» WHAT YOU WILL DO: Pull every line that holds the word "score" from the entries.

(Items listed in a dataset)
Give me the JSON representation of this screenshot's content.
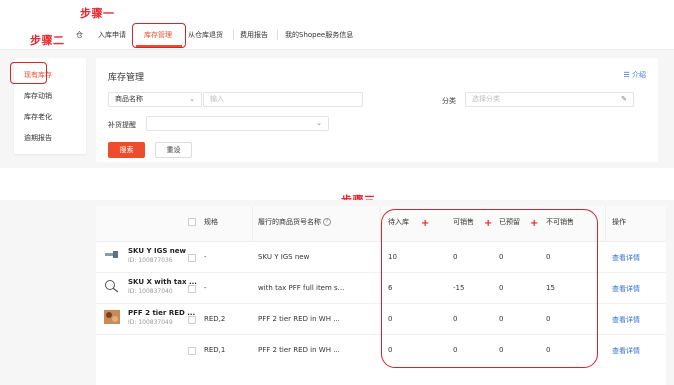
{
  "annotations": {
    "step1": "步骤一",
    "step2": "步骤二",
    "step3": "步骤三"
  },
  "topnav": {
    "tabs": [
      {
        "label": "入库申请"
      },
      {
        "label": "库存管理",
        "active": true
      },
      {
        "label": "从仓库退货"
      },
      {
        "label": "费用报告"
      },
      {
        "label": "我的Shopee服务信息"
      }
    ],
    "partial_left": "仓"
  },
  "sidebar": {
    "items": [
      {
        "label": "现有库存",
        "active": true
      },
      {
        "label": "库存动销"
      },
      {
        "label": "库存老化"
      },
      {
        "label": "逾期报告"
      }
    ]
  },
  "panel": {
    "title": "库存管理",
    "intro_label": "介绍",
    "filter_select": "商品名称",
    "filter_input_placeholder": "输入",
    "category_label": "分类",
    "category_placeholder": "选择分类",
    "replenish_label": "补货提醒",
    "search_button": "搜索",
    "reset_button": "重设"
  },
  "colors": {
    "brand": "#ee4d2d",
    "annotation_red": "#e8262b",
    "link": "#2f6fd6"
  },
  "table": {
    "headers": {
      "spec": "规格",
      "fulfilled_sku": "履行的商品货号名称",
      "pending_inbound": "待入库",
      "sellable": "可销售",
      "reserved": "已预留",
      "unsellable": "不可销售",
      "action": "操作"
    },
    "rows": [
      {
        "name": "SKU Y IGS new",
        "id": "ID: 100877036",
        "spec": "-",
        "fulfilled": "SKU Y IGS new",
        "pending": "10",
        "sellable": "0",
        "reserved": "0",
        "unsellable": "0",
        "action": "查看详情",
        "thumb": "tool"
      },
      {
        "name": "SKU X with tax ...",
        "id": "ID: 100837040",
        "spec": "-",
        "fulfilled": "with tax PFF full item s...",
        "pending": "6",
        "sellable": "-15",
        "reserved": "0",
        "unsellable": "15",
        "action": "查看详情",
        "thumb": "glass"
      },
      {
        "name": "PFF 2 tier RED ...",
        "id": "ID: 100837049",
        "spec": "RED,2",
        "fulfilled": "PFF 2 tier RED in WH ...",
        "pending": "0",
        "sellable": "0",
        "reserved": "0",
        "unsellable": "0",
        "action": "查看详情",
        "thumb": "food"
      },
      {
        "name": "",
        "id": "",
        "spec": "RED,1",
        "fulfilled": "PFF 2 tier RED in WH ...",
        "pending": "0",
        "sellable": "0",
        "reserved": "0",
        "unsellable": "0",
        "action": "查看详情",
        "thumb": ""
      }
    ]
  }
}
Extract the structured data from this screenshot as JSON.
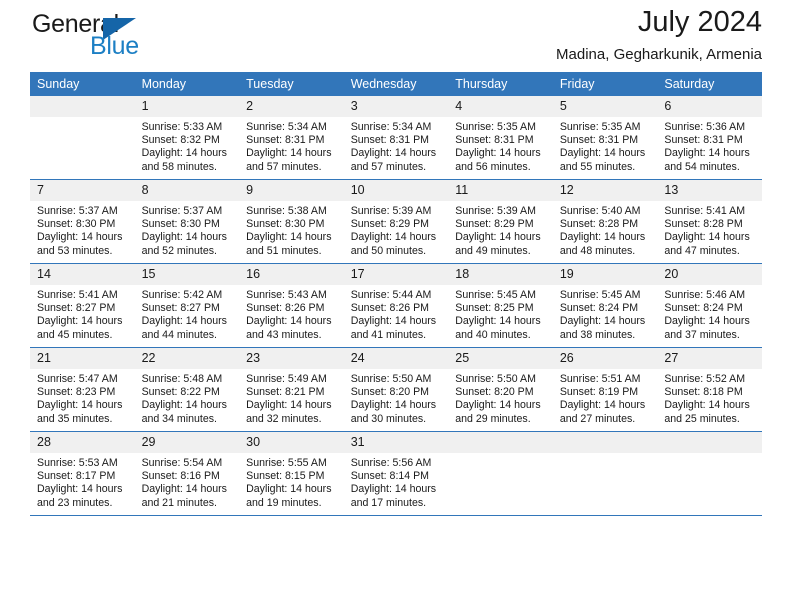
{
  "logo": {
    "word_one": "General",
    "word_two": "Blue",
    "triangle_icon": "triangle-icon"
  },
  "header": {
    "title": "July 2024",
    "subtitle": "Madina, Gegharkunik, Armenia"
  },
  "calendar": {
    "weekday_headers": [
      "Sunday",
      "Monday",
      "Tuesday",
      "Wednesday",
      "Thursday",
      "Friday",
      "Saturday"
    ],
    "accent_color": "#3276ba",
    "daynum_bg": "#f0f0f0",
    "weeks": [
      [
        {
          "day": "",
          "lines": []
        },
        {
          "day": "1",
          "lines": [
            "Sunrise: 5:33 AM",
            "Sunset: 8:32 PM",
            "Daylight: 14 hours",
            "and 58 minutes."
          ]
        },
        {
          "day": "2",
          "lines": [
            "Sunrise: 5:34 AM",
            "Sunset: 8:31 PM",
            "Daylight: 14 hours",
            "and 57 minutes."
          ]
        },
        {
          "day": "3",
          "lines": [
            "Sunrise: 5:34 AM",
            "Sunset: 8:31 PM",
            "Daylight: 14 hours",
            "and 57 minutes."
          ]
        },
        {
          "day": "4",
          "lines": [
            "Sunrise: 5:35 AM",
            "Sunset: 8:31 PM",
            "Daylight: 14 hours",
            "and 56 minutes."
          ]
        },
        {
          "day": "5",
          "lines": [
            "Sunrise: 5:35 AM",
            "Sunset: 8:31 PM",
            "Daylight: 14 hours",
            "and 55 minutes."
          ]
        },
        {
          "day": "6",
          "lines": [
            "Sunrise: 5:36 AM",
            "Sunset: 8:31 PM",
            "Daylight: 14 hours",
            "and 54 minutes."
          ]
        }
      ],
      [
        {
          "day": "7",
          "lines": [
            "Sunrise: 5:37 AM",
            "Sunset: 8:30 PM",
            "Daylight: 14 hours",
            "and 53 minutes."
          ]
        },
        {
          "day": "8",
          "lines": [
            "Sunrise: 5:37 AM",
            "Sunset: 8:30 PM",
            "Daylight: 14 hours",
            "and 52 minutes."
          ]
        },
        {
          "day": "9",
          "lines": [
            "Sunrise: 5:38 AM",
            "Sunset: 8:30 PM",
            "Daylight: 14 hours",
            "and 51 minutes."
          ]
        },
        {
          "day": "10",
          "lines": [
            "Sunrise: 5:39 AM",
            "Sunset: 8:29 PM",
            "Daylight: 14 hours",
            "and 50 minutes."
          ]
        },
        {
          "day": "11",
          "lines": [
            "Sunrise: 5:39 AM",
            "Sunset: 8:29 PM",
            "Daylight: 14 hours",
            "and 49 minutes."
          ]
        },
        {
          "day": "12",
          "lines": [
            "Sunrise: 5:40 AM",
            "Sunset: 8:28 PM",
            "Daylight: 14 hours",
            "and 48 minutes."
          ]
        },
        {
          "day": "13",
          "lines": [
            "Sunrise: 5:41 AM",
            "Sunset: 8:28 PM",
            "Daylight: 14 hours",
            "and 47 minutes."
          ]
        }
      ],
      [
        {
          "day": "14",
          "lines": [
            "Sunrise: 5:41 AM",
            "Sunset: 8:27 PM",
            "Daylight: 14 hours",
            "and 45 minutes."
          ]
        },
        {
          "day": "15",
          "lines": [
            "Sunrise: 5:42 AM",
            "Sunset: 8:27 PM",
            "Daylight: 14 hours",
            "and 44 minutes."
          ]
        },
        {
          "day": "16",
          "lines": [
            "Sunrise: 5:43 AM",
            "Sunset: 8:26 PM",
            "Daylight: 14 hours",
            "and 43 minutes."
          ]
        },
        {
          "day": "17",
          "lines": [
            "Sunrise: 5:44 AM",
            "Sunset: 8:26 PM",
            "Daylight: 14 hours",
            "and 41 minutes."
          ]
        },
        {
          "day": "18",
          "lines": [
            "Sunrise: 5:45 AM",
            "Sunset: 8:25 PM",
            "Daylight: 14 hours",
            "and 40 minutes."
          ]
        },
        {
          "day": "19",
          "lines": [
            "Sunrise: 5:45 AM",
            "Sunset: 8:24 PM",
            "Daylight: 14 hours",
            "and 38 minutes."
          ]
        },
        {
          "day": "20",
          "lines": [
            "Sunrise: 5:46 AM",
            "Sunset: 8:24 PM",
            "Daylight: 14 hours",
            "and 37 minutes."
          ]
        }
      ],
      [
        {
          "day": "21",
          "lines": [
            "Sunrise: 5:47 AM",
            "Sunset: 8:23 PM",
            "Daylight: 14 hours",
            "and 35 minutes."
          ]
        },
        {
          "day": "22",
          "lines": [
            "Sunrise: 5:48 AM",
            "Sunset: 8:22 PM",
            "Daylight: 14 hours",
            "and 34 minutes."
          ]
        },
        {
          "day": "23",
          "lines": [
            "Sunrise: 5:49 AM",
            "Sunset: 8:21 PM",
            "Daylight: 14 hours",
            "and 32 minutes."
          ]
        },
        {
          "day": "24",
          "lines": [
            "Sunrise: 5:50 AM",
            "Sunset: 8:20 PM",
            "Daylight: 14 hours",
            "and 30 minutes."
          ]
        },
        {
          "day": "25",
          "lines": [
            "Sunrise: 5:50 AM",
            "Sunset: 8:20 PM",
            "Daylight: 14 hours",
            "and 29 minutes."
          ]
        },
        {
          "day": "26",
          "lines": [
            "Sunrise: 5:51 AM",
            "Sunset: 8:19 PM",
            "Daylight: 14 hours",
            "and 27 minutes."
          ]
        },
        {
          "day": "27",
          "lines": [
            "Sunrise: 5:52 AM",
            "Sunset: 8:18 PM",
            "Daylight: 14 hours",
            "and 25 minutes."
          ]
        }
      ],
      [
        {
          "day": "28",
          "lines": [
            "Sunrise: 5:53 AM",
            "Sunset: 8:17 PM",
            "Daylight: 14 hours",
            "and 23 minutes."
          ]
        },
        {
          "day": "29",
          "lines": [
            "Sunrise: 5:54 AM",
            "Sunset: 8:16 PM",
            "Daylight: 14 hours",
            "and 21 minutes."
          ]
        },
        {
          "day": "30",
          "lines": [
            "Sunrise: 5:55 AM",
            "Sunset: 8:15 PM",
            "Daylight: 14 hours",
            "and 19 minutes."
          ]
        },
        {
          "day": "31",
          "lines": [
            "Sunrise: 5:56 AM",
            "Sunset: 8:14 PM",
            "Daylight: 14 hours",
            "and 17 minutes."
          ]
        },
        {
          "day": "",
          "lines": []
        },
        {
          "day": "",
          "lines": []
        },
        {
          "day": "",
          "lines": []
        }
      ]
    ]
  }
}
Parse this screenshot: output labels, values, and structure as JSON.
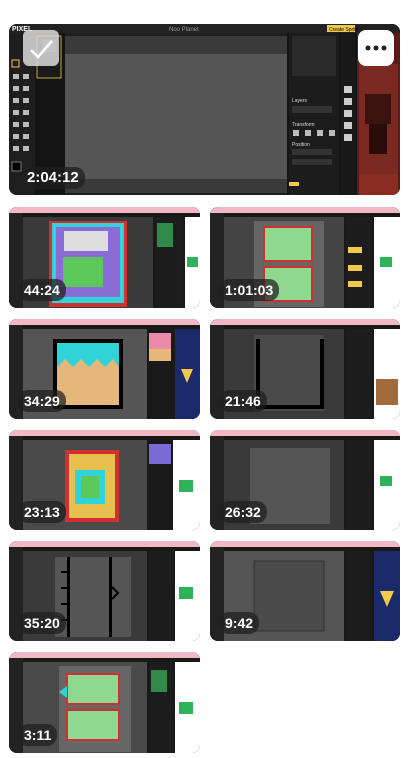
{
  "hero": {
    "app_logo": "PIXEL",
    "window_title": "Noo Planet",
    "create_button": "Create Sprite",
    "panels": {
      "layers": "Layers",
      "transform": "Transform",
      "position": "Position"
    },
    "duration": "2:04:12",
    "check_icon": "checkmark-icon",
    "more_icon": "more-icon"
  },
  "videos": [
    {
      "duration": "44:24"
    },
    {
      "duration": "1:01:03"
    },
    {
      "duration": "34:29"
    },
    {
      "duration": "21:46"
    },
    {
      "duration": "23:13"
    },
    {
      "duration": "26:32"
    },
    {
      "duration": "35:20"
    },
    {
      "duration": "9:42"
    },
    {
      "duration": "3:11"
    }
  ],
  "colors": {
    "browser_bar": "#f2b8c6",
    "editor_bg": "#1d1d1d",
    "canvas_gray": "#555555",
    "accent_yellow": "#f2c94c",
    "accent_green": "#2fb35a"
  }
}
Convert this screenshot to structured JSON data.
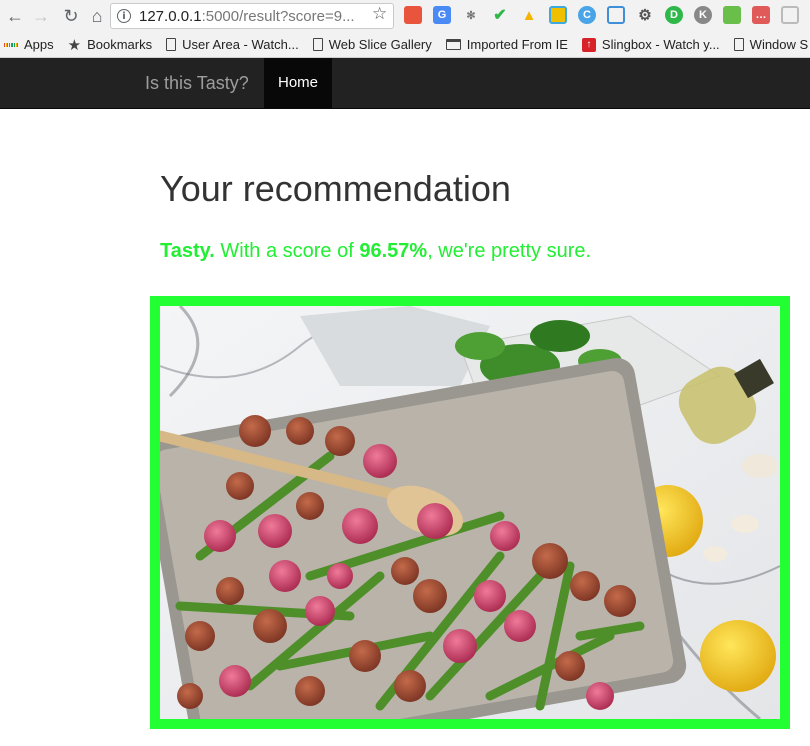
{
  "browser": {
    "url_host": "127.0.0.1",
    "url_rest": ":5000/result?score=9...",
    "bookmarks": [
      {
        "label": "Apps",
        "icon": "apps-grid-icon"
      },
      {
        "label": "Bookmarks",
        "icon": "star-icon"
      },
      {
        "label": "User Area - Watch...",
        "icon": "page-icon"
      },
      {
        "label": "Web Slice Gallery",
        "icon": "page-icon"
      },
      {
        "label": "Imported From IE",
        "icon": "folder-icon"
      },
      {
        "label": "Slingbox - Watch y...",
        "icon": "slingbox-icon"
      },
      {
        "label": "Window S",
        "icon": "page-icon"
      }
    ]
  },
  "navbar": {
    "brand": "Is this Tasty?",
    "home": "Home"
  },
  "page": {
    "title": "Your recommendation",
    "verdict_label": "Tasty.",
    "verdict_prefix": " With a score of ",
    "score": "96.57%",
    "verdict_suffix": ", we're pretty sure.",
    "accent_color": "#22ee33"
  },
  "photo": {
    "alt": "Roasted radishes and asparagus on a sheet pan"
  }
}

» REPLY:
    "url_rest": ":5000/result?score=9...",
    "verdict_prefix": " With a score of ",
    "score": "96.57%",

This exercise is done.